A new year always provides a fresh perspective—a context for measuring progress or other movement. We are entering a new period that we all recognize has a beginning and an end, in which we can evaluate how competing and collaborating parties fare compared to each other and compared to our expectations.
For those who focus on legal service, I think there are three main issues to watch in the year ahead: (i) the financial performance of the BigLaw; (ii) the advance of technology; and (iii) the progress of “new entrants.” All three of the issues are foundational. BigLaw data is a proxy for the extent of change to the status quo. Technology and new entrants are the key agents for creating new ways of delivering legal service. Watching all three should be helpful in understanding the nature and pace of change actually under way.
We’ll soon get the annual download on the financial performance of BigLaw for the year 2014. And throughout the coming year we will get updates and insights from numerous sources. These reports offer very helpful information for all participants in legal service, especially those responsible for leading legal organizations.
At the most superficial level, the data is modestly interesting. It will confirm that BigLaw continues to generate very large annual revenue, and that average partner incomes continue to be very high. For 2014, the litigation practice areas were not as active as expected, but the transactional practice areas had, on average, a good year.
More interesting will be the specific details. While the averages may be up or down, which specific firms did well, which did not, and why? Did a small number of elite firms continue to pull away from the pack, and if so, why? And if so, what appear to be the emerging trends among the rest of the pack?
Where is market share moving among law firms? What trends can be detected about market preference in choosing some over others? Is there a measurable correlation between innovation and market share?
How much market share is moving away from BigLaw to smaller firms, or to in-house teams, or to new entrants? Why?
What does the data tell us about the career prospects within and beyond law firms? What are the emerging roles of law firm partners, associates, and other professionals? Where are the new jobs in the industry?
These are all issues we talk about and believe are changing. To the extent it is reliable (an important question), the data gives us insight as to what is actually happening.
The issue to watch here is adoption.
Much of the anticipated change in the delivery of legal service depends on technology. The promise of technology to enable work to be done better, faster, and cheaper.
New legal technology applications are being developed every day, supported by hundreds of millions of dollars of venture investment.
To what extent will the market of law firms, corporate law departments, governments, and new entrants actually adopt the new technologies to improve the way legal service is delivered? To date the pace of adoption has been slower than most would have expected. Until it accelerates, we will not see the full measure of change that is possible.
This year is an important one to watch on this front.
The most dynamic elements of the modern market of providers of legal service are the “new entrants,” new firms and businesses formed to pursue new opportunities.
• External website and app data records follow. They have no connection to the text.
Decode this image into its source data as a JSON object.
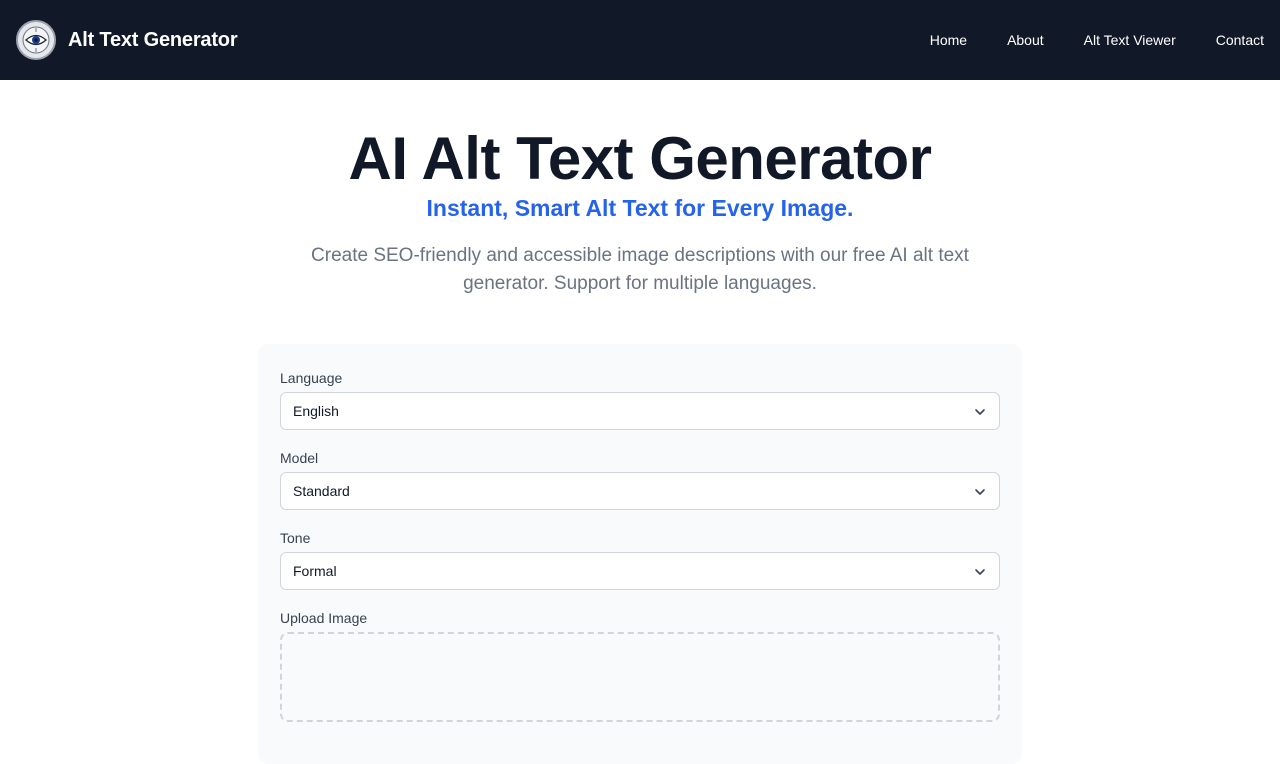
{
  "navbar": {
    "brand_title": "Alt Text Generator",
    "logo_icon": "eye-icon",
    "links": [
      {
        "label": "Home"
      },
      {
        "label": "About"
      },
      {
        "label": "Alt Text Viewer"
      },
      {
        "label": "Contact"
      }
    ]
  },
  "hero": {
    "title": "AI Alt Text Generator",
    "subtitle": "Instant, Smart Alt Text for Every Image.",
    "description": "Create SEO-friendly and accessible image descriptions with our free AI alt text generator. Support for multiple languages."
  },
  "form": {
    "language": {
      "label": "Language",
      "value": "English"
    },
    "model": {
      "label": "Model",
      "value": "Standard"
    },
    "tone": {
      "label": "Tone",
      "value": "Formal"
    },
    "upload": {
      "label": "Upload Image"
    }
  },
  "colors": {
    "navbar_bg": "#111827",
    "accent": "#2563eb",
    "title": "#111827",
    "muted_text": "#6b7280"
  }
}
They are, by definition, formed to do things differently. That’s the point.
The new entrants have made steady progress in capturing market share in recent years, but it still does not amount to a very high percentage of the market in the aggregate.
There are several facets of this issue to watch. Do some new entrants emerge as genuinely significant factors in their own right? To date not many have. What roles in legal service do the new entrants address, from process design, to performance of tasks, to assisting others in harnessing technology, to anything else the imagination enables and the bar rules permit. And what aggregate share of the market do the new entrants capture?
To this last point, it is important to recognize that the “new entrants” are not necessarily “disruptors” in the sense that they challenge the traditional law firm and corporate department players. As often as not, they are collaborators, who seek to work hand-in-hand with others to achieve a better way forward.
I plan to track these developments and write about all of these subjects in my blog posts this year.